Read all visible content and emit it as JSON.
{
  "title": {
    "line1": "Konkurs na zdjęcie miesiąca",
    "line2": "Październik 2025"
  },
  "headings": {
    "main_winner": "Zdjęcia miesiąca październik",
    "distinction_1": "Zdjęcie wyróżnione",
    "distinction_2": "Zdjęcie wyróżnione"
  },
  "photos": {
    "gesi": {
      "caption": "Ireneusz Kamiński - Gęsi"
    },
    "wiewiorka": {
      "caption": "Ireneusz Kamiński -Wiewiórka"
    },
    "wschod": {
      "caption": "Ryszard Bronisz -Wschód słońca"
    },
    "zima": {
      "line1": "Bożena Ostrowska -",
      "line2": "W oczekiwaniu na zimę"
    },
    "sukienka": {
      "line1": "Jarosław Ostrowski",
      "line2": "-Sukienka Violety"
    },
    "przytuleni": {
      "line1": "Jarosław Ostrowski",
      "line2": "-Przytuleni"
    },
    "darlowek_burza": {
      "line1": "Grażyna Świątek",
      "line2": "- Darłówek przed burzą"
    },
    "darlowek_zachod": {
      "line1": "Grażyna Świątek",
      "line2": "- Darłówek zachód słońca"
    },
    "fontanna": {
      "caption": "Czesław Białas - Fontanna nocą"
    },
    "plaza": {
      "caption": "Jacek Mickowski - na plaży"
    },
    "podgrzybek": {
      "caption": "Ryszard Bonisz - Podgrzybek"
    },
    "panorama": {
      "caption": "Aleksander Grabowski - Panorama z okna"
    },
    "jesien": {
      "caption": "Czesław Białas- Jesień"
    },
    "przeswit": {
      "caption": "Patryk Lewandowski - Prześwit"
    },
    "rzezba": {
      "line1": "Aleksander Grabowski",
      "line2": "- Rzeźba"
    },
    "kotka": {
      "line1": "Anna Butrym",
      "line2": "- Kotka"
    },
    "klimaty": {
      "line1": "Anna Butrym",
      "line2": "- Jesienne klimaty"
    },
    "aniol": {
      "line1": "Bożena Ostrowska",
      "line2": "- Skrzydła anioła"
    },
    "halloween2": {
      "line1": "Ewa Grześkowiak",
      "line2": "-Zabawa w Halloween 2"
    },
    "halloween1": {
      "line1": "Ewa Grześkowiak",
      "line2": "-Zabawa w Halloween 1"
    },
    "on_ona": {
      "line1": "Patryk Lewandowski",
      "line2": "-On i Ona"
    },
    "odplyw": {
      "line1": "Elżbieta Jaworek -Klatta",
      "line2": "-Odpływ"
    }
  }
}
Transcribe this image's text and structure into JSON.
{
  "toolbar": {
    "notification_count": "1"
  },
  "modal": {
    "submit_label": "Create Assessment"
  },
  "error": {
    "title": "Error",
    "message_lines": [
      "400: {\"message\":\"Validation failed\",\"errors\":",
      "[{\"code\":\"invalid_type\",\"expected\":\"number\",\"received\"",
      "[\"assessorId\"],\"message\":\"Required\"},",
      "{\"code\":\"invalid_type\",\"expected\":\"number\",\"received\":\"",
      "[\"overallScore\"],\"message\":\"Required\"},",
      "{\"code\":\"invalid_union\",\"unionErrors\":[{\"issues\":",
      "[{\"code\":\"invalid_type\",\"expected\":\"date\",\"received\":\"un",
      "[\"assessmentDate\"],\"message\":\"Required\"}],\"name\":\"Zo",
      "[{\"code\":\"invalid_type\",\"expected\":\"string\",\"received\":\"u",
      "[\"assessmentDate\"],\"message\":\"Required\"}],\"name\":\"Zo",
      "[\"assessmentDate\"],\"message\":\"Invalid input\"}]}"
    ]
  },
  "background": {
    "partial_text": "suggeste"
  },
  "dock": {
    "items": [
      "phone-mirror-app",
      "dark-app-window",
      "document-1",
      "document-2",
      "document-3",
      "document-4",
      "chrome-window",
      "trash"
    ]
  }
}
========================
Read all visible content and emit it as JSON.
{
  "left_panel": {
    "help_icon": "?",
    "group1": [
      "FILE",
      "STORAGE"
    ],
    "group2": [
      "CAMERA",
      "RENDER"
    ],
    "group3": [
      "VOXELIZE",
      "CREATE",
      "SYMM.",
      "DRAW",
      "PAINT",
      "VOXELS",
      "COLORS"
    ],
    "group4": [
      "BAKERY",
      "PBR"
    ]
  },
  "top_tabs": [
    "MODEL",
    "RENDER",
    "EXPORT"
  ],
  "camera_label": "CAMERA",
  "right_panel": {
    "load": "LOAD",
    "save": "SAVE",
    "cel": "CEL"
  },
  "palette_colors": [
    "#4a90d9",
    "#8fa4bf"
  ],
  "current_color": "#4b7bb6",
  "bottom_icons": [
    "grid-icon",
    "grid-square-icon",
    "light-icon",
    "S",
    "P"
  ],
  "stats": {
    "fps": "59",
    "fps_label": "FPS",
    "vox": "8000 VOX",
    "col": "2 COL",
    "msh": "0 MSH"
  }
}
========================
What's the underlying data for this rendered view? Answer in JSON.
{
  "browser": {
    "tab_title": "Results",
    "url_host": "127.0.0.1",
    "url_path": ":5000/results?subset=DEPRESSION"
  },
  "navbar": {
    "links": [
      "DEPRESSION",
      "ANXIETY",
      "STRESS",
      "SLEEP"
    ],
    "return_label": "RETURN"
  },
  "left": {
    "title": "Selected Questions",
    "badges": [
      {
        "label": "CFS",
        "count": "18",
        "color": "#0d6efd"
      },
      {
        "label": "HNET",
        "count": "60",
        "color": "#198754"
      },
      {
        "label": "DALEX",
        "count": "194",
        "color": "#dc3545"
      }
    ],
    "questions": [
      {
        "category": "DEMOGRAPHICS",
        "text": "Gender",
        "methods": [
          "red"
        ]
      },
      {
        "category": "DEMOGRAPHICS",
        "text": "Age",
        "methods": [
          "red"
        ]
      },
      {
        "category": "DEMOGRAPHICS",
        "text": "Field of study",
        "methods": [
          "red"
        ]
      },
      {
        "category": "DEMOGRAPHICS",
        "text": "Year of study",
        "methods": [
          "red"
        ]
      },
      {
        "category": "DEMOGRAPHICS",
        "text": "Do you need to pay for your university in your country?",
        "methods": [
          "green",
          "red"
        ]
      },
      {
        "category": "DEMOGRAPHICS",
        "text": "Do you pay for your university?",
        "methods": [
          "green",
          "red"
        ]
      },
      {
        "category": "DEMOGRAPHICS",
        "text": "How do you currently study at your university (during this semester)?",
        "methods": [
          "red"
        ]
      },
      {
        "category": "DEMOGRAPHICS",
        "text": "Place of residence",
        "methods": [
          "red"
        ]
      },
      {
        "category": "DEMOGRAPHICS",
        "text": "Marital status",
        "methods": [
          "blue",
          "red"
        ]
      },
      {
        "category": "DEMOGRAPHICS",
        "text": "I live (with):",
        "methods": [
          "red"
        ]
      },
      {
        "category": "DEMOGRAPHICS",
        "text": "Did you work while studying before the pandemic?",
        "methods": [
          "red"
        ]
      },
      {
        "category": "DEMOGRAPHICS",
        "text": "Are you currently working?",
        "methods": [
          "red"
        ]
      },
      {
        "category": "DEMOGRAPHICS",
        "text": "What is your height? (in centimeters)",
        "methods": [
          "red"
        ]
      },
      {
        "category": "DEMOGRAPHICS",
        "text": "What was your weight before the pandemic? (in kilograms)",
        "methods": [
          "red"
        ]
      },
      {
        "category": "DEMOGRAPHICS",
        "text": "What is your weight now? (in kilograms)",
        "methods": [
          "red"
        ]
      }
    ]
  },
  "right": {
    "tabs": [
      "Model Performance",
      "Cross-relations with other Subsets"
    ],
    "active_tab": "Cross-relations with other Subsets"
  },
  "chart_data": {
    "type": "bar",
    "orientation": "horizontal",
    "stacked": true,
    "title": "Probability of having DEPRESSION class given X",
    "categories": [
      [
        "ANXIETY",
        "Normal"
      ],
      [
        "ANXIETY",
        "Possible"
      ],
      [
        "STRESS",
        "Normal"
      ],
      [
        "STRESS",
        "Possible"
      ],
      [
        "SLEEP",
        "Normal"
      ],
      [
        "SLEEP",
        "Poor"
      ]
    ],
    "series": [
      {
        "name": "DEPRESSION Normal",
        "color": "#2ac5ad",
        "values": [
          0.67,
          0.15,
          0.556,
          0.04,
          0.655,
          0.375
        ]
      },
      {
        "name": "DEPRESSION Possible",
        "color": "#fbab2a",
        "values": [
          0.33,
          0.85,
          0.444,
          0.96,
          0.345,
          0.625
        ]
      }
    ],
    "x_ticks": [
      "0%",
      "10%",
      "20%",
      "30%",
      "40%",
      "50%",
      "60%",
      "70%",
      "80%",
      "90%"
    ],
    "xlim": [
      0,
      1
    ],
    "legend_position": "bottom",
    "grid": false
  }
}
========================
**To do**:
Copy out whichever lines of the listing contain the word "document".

**Response box**:
      "document-1",
      "document-2",
      "document-3",
      "document-4",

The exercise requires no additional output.